You’re (unknowingly) helping to advance the world toward “Level 5” automation, when cars drive themselves without any rider input.
In other words, driverless vehicle technology is slowly enveloping you.
I don’t do this very often, but I’d like to share an article from my paid investment advisory — Future Wealth — that published last week. As the article describes, the time to get positioned for the driverless boom is RIGHT NOW.
The Driverless Boom in 4 Pictures
“Humankind’s greatest marvel ever, the driverless infrastructure platform, will take the entire decade to complete. With construction already underway, fortunes await at every turn.”
As venture capitalist (VC) investment further deepens, and driverless technology continues to evolve… I believe a deeper analysis of the industry is long overdue.
Let’s begin with a simple grasp of the levels of automation.
“Dumb cars,” so to speak, offer no help to drivers (Level 0)… whereas truly “smart” cars require no input from humans (Level 5).
Here, take a look from lowest to highest…
Pretty simple, right?
Moving on, when investing in technology — whether it’s artificial intelligence (AI), space technology, life sciences, quantum computing, driverless cars… or whatever else — the rate of adoption largely dictates how big (or small) the gains are.
If you’re too early, you risk tying up capital in return for nothing.
If you’re too late, you risk losing a lot of money.
Because we like to be well ahead of tech rollouts, in the case of autonomous vehicles, that means seeking investment alongside Level 3 and Level 4 technologies and the companies developing them. Case in point: Mercedes and BMW have expressed plans to launch Level 3 vehicles by the end of the year, and Level 4 vehicles are expected to be in production in 2024.
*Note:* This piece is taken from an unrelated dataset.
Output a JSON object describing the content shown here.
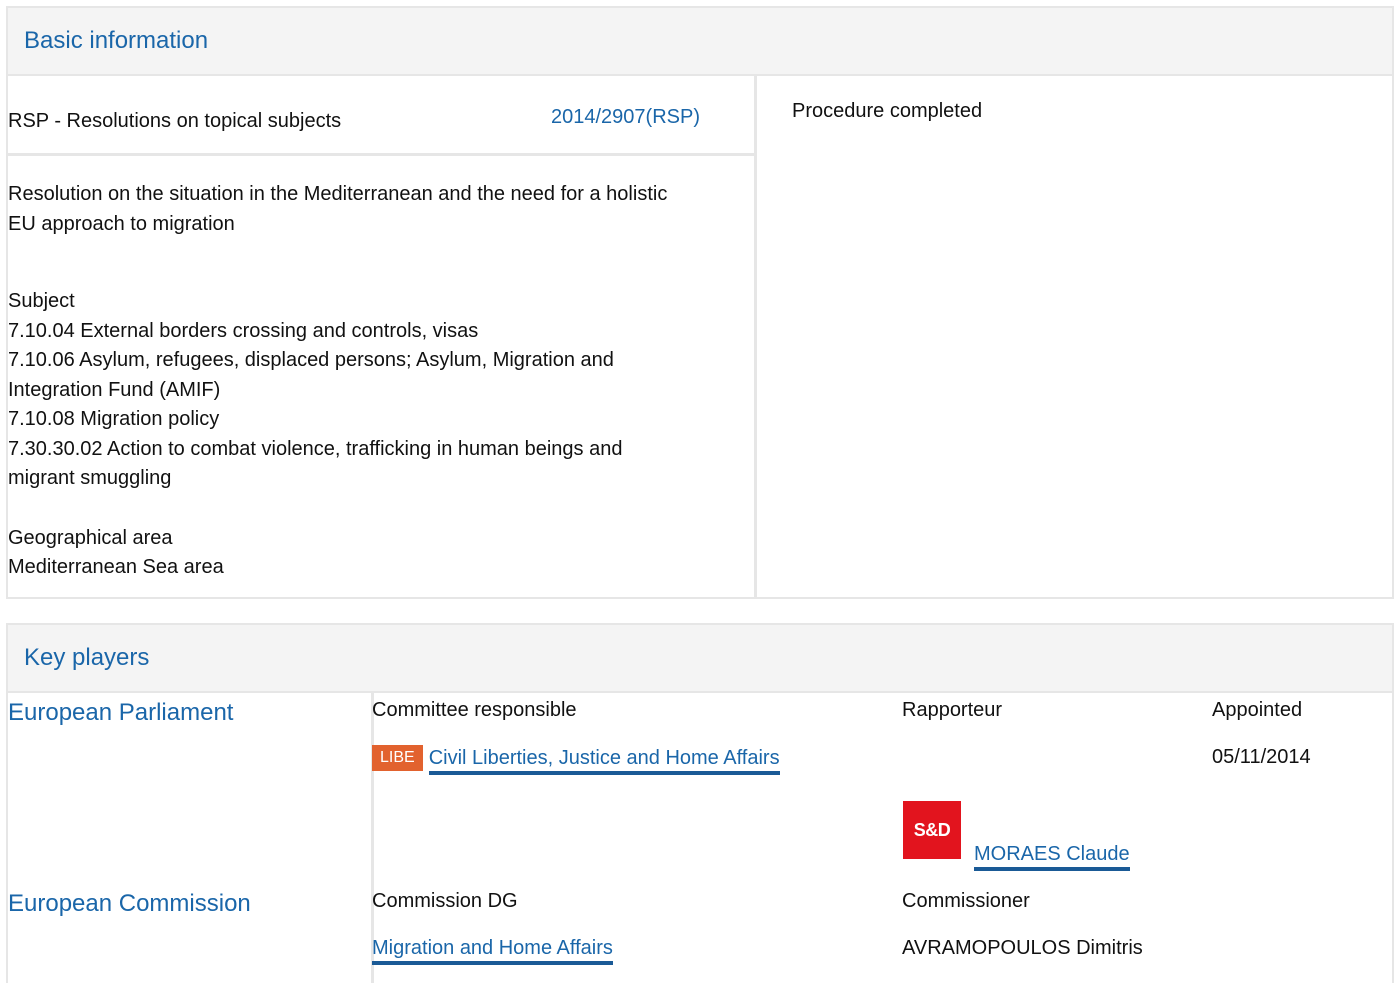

Now let’s quickly cover the activity of VCs — i.e., the overlords of the private equity market —
whose actions serve as wonderful guideposts to what might happen next in the stock market.
Think of VCs as, say… the ultimate well-informed investors — people who inject their own cash into companies and technologies at various stages of growth… and then expect nothing short of spectacular returns.
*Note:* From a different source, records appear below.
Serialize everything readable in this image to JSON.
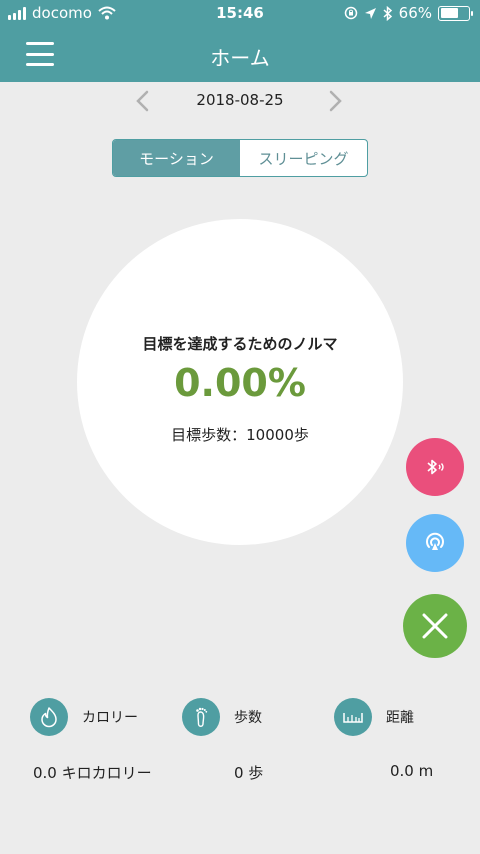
{
  "status": {
    "carrier": "docomo",
    "time": "15:46",
    "battery": "66%",
    "battery_level": 0.66
  },
  "header": {
    "title": "ホーム"
  },
  "date": "2018-08-25",
  "tabs": [
    "モーション",
    "スリーピング"
  ],
  "goal": {
    "label": "目標を達成するためのノルマ",
    "percent": "0.00%",
    "steps": "目標歩数：10000歩"
  },
  "stats": {
    "calorie_label": "カロリー",
    "steps_label": "歩数",
    "distance_label": "距離",
    "calorie_value": "0.0 キロカロリー",
    "steps_value": "0 歩",
    "distance_value": "0.0 m"
  }
}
When gauging VC activity, I typically look for two things… 1) an aggregate investment total above $10 billion and 2) rapidly ascending dollar amounts. As the chart below demonstrates, driverless vehicles satisfy both requirements.
Finally, the culmination of the three previous tables/charts leads directly to the fourth.
For investors, the chart below is the most important.
Why? Because whenever an industry is expanding in value — as is presently happening with autonomous vehicles — the industry’s best companies will see a mutual expansion in earnings, and thus an increase in their stock prices.
Put simply, companies that expand their earnings quarter in and quarter out will also experience higher stock prices — it’s a virtually unbreakable law of the market.
Onward and upward,